About the Winery

As a young woman, Léa Schaller left Chablis for university in Strasbourg. This led to a job in the music business in Paris, putting even more distance between herself and her parents' life of farming cereals and vines. Music influenced her enough to name her domaine Orion, after a song by the band Metallica, but long before that came to pass she had come to question her life in Paris. Coinciding with the end of her employment contract, her mother broke a leg, which put the dissonance into perspective: her father was nearing retirement, her mother was on crutches, and she was their only child. Moreover, she was thinking about starting a family herself, and the countryside beckoned as far more hospitable to raising a child than the streets of the capital city. She went home to Préhy.
Préhy is a small village in the southwest corner of the Chablis appellation, often photographed for its church, which stands as an icon on the ridge just outside of the village proper. Léa spent a year helping her mother while taking various odd jobs in the town of Chablis. Then she made the decision to take over the family business, making her the third generation to run the farm. That was fundamental enough, given its implicit life-long commitment, but she went one step further by deciding to build a winery to bottle wine instead of selling the entire crop of grapes to the co-op. This required a return to school to get a degree in viticulture and winemaking (along with the prerequisite internships, hers done at the family domaine and at the Chablisienne cooperative).

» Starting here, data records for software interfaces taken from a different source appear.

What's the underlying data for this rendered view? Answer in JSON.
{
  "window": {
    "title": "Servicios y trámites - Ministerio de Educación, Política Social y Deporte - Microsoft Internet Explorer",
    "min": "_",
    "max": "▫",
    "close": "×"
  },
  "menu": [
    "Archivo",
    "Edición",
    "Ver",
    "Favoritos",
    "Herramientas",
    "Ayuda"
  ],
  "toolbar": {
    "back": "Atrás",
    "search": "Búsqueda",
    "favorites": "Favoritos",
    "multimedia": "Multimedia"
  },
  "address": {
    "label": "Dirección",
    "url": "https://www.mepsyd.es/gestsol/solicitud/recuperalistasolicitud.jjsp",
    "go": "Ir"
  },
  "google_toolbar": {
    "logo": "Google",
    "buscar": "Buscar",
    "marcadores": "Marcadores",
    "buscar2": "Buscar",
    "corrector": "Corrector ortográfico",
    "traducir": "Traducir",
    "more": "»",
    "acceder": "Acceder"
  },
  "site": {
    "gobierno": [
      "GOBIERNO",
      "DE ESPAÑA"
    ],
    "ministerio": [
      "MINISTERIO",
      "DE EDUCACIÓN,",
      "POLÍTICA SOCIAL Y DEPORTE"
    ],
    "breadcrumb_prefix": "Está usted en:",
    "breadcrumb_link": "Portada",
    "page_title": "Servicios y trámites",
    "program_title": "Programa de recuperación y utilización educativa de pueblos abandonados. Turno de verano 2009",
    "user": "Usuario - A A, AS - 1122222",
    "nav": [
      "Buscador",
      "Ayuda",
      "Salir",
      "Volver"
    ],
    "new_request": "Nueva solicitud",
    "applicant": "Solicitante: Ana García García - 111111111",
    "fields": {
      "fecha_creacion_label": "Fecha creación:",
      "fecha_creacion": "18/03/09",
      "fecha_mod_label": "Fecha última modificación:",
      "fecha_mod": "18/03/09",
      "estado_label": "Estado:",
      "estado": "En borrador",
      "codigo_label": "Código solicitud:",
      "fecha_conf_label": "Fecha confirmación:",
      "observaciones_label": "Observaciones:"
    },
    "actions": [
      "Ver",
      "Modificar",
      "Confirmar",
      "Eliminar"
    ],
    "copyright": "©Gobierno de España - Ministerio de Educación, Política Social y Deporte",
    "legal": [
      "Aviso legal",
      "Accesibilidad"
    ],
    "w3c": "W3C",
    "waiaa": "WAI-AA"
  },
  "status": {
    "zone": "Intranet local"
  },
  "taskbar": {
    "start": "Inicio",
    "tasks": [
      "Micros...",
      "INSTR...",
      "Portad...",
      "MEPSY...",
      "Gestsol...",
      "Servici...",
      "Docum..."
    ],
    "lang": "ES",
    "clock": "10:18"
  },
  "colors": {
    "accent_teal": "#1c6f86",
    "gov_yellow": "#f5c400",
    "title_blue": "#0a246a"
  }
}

Thereafter, she got a loan to build a small winery, equipped it with stainless steel tanks, and penciled out a five-year plan. Her first vintage was 2019, which saw a production of 1,000 bottles. Every year thereafter she pulled more vines from the co-op so that by vintage 2023 she was able to market 20,000 bottles (1,650 cases). She quit all herbicides in 2022 and minimized other treatments. She’s in a viticulture group with Pascal Picq, Didier’s brother who heads up the vineyards for the Picq domaine. Like the Picq brothers for much of their vines, Léa harvests by machine. She farms 10 hectares of vines on her domaine, 6.6 of which are contracted to the co-op. The 3.4 hectares of vines she has for herself break down as follows:

• 1.9 in appellation Chablis
• 1 in appellation Petit Chablis
• 0.5 in Bourgogne

The crop from the Bourgogne parcel is all sold to the co-op for cash flow, as is a part of the two Chablis appellations; the rest, she makes into wine and bottles it. She has one full-time employee and a seasonal worker.

A word on Léa’s nifty label: Schallers came to Chablis from the German part of Switzerland via Alsace in the 19th century and settled as farmers in the area (Léa’s cousin Camille Schaller has his own domaine in Préhy, which he started with his father in 2014 by pulling a portion of their vines from the co-op). In old German, their name referred to the village bell-ringer who rang in the close of the day and the coming of owls.

Thanks to Sébastien Boulard and the BIVD for the photo of Léa.